TASK DETAILS: Go through the listing and state how many lines hold the string "Волинь". Nothing else is needed.
------------------------------------------------------------
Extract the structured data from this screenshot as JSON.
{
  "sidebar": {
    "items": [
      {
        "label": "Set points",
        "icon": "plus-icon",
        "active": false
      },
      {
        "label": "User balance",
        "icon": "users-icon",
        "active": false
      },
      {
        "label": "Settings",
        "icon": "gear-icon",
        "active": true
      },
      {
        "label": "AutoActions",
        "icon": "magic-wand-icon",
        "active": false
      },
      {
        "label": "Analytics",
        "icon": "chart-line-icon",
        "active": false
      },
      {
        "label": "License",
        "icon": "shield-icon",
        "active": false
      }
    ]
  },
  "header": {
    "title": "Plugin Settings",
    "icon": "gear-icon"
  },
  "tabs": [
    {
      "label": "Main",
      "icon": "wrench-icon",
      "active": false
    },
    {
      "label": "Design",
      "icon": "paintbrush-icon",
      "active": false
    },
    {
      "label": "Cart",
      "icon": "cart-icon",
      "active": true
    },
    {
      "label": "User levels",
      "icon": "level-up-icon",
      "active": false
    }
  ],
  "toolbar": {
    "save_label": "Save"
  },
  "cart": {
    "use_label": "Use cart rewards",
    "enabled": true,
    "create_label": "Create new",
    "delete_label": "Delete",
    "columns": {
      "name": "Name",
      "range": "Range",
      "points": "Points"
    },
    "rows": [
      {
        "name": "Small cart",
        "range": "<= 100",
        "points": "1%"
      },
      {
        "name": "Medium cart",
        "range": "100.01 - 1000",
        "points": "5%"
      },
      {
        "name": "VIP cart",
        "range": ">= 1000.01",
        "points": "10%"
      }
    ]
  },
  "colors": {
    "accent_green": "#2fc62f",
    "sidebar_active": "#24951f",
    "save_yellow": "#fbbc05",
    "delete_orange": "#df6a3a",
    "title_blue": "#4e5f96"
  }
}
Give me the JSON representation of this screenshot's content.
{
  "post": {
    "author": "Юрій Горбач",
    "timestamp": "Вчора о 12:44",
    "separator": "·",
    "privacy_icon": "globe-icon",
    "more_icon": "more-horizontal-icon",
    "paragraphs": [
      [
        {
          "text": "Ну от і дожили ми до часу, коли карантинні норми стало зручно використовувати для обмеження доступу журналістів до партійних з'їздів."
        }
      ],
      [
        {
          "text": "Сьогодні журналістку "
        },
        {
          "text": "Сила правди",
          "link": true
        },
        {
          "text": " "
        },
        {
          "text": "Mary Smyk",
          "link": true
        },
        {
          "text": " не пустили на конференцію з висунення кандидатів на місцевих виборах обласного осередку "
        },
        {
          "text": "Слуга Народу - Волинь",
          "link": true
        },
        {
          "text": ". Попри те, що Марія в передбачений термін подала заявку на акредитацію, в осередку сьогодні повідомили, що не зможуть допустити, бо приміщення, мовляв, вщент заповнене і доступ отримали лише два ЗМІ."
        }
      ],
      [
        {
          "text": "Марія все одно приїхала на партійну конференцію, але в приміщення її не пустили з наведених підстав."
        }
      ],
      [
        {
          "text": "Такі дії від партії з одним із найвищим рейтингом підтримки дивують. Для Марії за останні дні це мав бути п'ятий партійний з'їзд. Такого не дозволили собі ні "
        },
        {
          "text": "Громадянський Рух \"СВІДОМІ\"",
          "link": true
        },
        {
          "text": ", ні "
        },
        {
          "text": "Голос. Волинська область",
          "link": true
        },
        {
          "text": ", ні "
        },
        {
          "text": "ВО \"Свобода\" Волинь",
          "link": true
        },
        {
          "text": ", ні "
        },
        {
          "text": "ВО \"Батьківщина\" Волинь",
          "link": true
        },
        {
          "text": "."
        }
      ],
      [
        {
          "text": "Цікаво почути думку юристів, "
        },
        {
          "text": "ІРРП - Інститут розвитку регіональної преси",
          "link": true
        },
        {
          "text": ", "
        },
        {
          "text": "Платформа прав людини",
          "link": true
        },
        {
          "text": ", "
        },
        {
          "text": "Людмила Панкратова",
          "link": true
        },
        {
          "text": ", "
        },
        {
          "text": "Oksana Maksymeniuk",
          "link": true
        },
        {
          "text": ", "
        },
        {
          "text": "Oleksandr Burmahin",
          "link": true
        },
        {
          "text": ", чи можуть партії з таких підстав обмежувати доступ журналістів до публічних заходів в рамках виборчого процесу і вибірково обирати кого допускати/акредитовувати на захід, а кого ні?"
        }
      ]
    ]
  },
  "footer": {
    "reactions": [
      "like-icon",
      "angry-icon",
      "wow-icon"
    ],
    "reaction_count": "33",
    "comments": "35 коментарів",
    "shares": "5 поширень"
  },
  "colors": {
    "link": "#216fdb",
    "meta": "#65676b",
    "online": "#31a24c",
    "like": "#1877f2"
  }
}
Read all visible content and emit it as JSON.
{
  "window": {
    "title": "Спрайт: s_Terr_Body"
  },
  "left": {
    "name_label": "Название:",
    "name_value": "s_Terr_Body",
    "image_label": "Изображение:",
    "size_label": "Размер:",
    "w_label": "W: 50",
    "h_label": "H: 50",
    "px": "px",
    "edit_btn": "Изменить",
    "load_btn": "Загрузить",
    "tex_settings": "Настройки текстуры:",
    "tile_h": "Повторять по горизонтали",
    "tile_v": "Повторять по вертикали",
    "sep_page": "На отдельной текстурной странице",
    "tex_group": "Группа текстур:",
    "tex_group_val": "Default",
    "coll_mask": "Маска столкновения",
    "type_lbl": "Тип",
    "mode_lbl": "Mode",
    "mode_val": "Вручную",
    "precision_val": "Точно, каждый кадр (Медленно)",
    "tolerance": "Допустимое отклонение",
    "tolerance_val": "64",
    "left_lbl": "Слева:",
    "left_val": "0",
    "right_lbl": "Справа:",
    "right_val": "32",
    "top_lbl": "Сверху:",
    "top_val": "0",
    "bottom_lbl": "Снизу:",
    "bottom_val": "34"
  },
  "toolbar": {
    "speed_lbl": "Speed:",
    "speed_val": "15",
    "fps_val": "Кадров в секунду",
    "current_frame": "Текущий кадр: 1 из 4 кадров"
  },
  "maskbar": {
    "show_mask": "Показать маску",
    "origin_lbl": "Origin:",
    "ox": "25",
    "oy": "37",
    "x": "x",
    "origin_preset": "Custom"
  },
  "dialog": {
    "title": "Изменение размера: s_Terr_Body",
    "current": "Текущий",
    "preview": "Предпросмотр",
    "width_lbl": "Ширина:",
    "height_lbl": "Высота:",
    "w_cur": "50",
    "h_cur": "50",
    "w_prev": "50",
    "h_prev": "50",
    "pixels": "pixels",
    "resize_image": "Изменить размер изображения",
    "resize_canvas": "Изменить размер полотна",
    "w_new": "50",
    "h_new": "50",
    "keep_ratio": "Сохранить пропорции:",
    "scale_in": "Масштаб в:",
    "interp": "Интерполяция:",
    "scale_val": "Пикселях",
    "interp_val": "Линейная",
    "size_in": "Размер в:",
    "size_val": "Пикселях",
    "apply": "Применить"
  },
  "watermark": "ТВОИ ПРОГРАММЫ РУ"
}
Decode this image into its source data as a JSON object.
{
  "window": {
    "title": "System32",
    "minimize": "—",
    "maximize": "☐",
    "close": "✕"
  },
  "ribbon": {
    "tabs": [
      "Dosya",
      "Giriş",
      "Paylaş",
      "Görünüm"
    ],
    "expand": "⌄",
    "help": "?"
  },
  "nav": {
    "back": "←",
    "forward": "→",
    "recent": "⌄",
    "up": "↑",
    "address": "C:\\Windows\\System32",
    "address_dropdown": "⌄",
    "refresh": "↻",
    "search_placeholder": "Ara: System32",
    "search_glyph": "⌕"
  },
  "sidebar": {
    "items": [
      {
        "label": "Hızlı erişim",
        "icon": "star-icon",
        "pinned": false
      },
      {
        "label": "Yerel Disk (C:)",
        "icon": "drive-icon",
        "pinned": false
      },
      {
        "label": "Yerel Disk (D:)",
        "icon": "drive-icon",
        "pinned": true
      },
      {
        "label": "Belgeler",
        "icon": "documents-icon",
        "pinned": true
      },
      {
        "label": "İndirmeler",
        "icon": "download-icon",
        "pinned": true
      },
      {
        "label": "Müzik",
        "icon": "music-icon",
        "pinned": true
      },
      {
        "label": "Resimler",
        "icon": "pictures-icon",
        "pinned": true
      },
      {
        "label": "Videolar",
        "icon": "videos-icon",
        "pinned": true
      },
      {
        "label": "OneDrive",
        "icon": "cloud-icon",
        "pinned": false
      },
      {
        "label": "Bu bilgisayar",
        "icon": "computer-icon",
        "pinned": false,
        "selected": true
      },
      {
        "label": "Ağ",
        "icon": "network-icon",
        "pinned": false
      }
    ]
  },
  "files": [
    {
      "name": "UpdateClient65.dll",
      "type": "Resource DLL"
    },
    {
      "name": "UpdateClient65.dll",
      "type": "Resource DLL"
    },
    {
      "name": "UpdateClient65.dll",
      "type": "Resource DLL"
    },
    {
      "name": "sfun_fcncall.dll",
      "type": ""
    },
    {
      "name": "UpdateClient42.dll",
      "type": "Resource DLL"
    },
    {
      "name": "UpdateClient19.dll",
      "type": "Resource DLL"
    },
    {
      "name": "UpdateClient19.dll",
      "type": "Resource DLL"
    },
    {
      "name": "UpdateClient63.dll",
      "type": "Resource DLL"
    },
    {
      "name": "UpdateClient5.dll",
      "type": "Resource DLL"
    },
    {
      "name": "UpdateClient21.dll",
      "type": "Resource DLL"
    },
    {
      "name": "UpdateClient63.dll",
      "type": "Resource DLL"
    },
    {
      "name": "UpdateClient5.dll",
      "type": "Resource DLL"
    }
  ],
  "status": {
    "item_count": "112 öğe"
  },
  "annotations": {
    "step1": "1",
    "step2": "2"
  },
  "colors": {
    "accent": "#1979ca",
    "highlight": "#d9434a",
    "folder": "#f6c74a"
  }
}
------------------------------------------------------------
ANSWER TO THE EXERCISE: 3